Lancaster EPrints

'Watchdogs or Apologists? Financial Journalism and Company Fraud in Early Victorian Britain'

Taylor, James (2012) 'Watchdogs or Apologists? Financial Journalism and Company Fraud in Early Victorian Britain'. Historical Research, 85 (230). pp. 632-652. ISSN 0950-3471

Full text not available from this repository.

Abstract

The market economy and the market for information developed in tandem in the nineteenth century but their relationship is imperfectly understood. This article explores the characteristics and role of early financial journalism through a case study of a major insurance company scandal in the eighteen-forties. Press reports both before and after the company’s collapse show that newspapers played a more active role in exposing and reporting fraud than has been argued. The case had important ramifications both for company law and for the future development of financial journalism, with willingness to expose fraud becoming central to financial journalists’ claims to legitimacy.

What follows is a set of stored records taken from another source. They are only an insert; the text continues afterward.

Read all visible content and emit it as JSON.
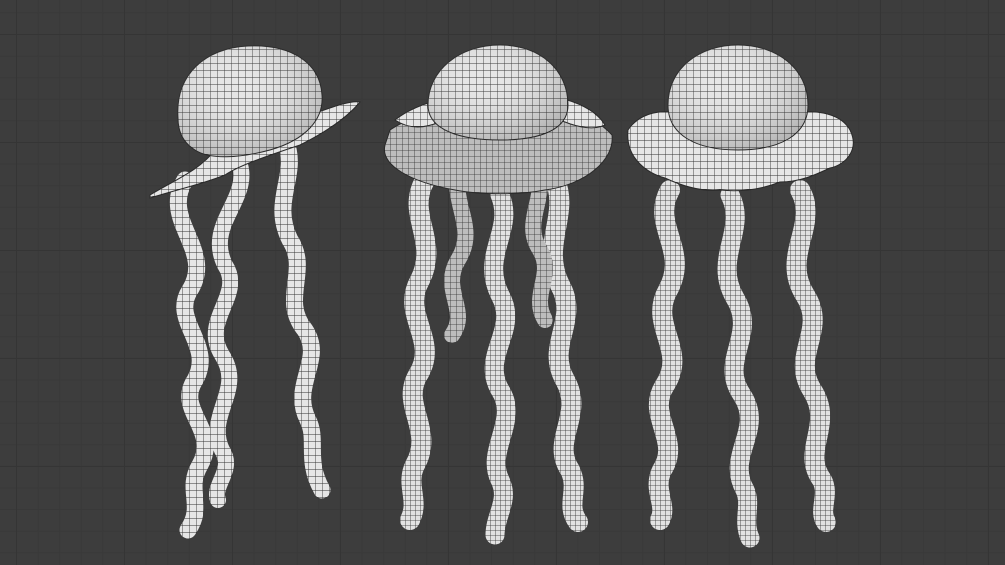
{
  "viewport": {
    "background": "#3d3d3d",
    "grid_major": "#353535",
    "grid_minor": "#393939"
  },
  "mesh": {
    "surface": "#e9e9e9",
    "shade": "#bdbdbd",
    "wire": "#2a2a2a"
  },
  "models": [
    {
      "name": "jellyfish-side-view",
      "view": "side"
    },
    {
      "name": "jellyfish-three-quarter-view",
      "view": "three-quarter"
    },
    {
      "name": "jellyfish-front-view",
      "view": "front"
    }
  ]
}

Item Type: Article
Journal or Publication Title: Historical Research
Subjects: D History General and Old World > DA Great Britain
Departments: Faculty of Arts & Social Sciences > History
ID Code: 51366
Deposited By: ep_importer_pure
Deposited On: 11 Nov 2011 16:47
Refereed?: Yes
Published?: Published
Last Modified: 09 Apr 2014 22:51
Identification Number:
URI: http://eprints.lancs.ac.uk/id/eprint/51366

Actions (login required)

View Item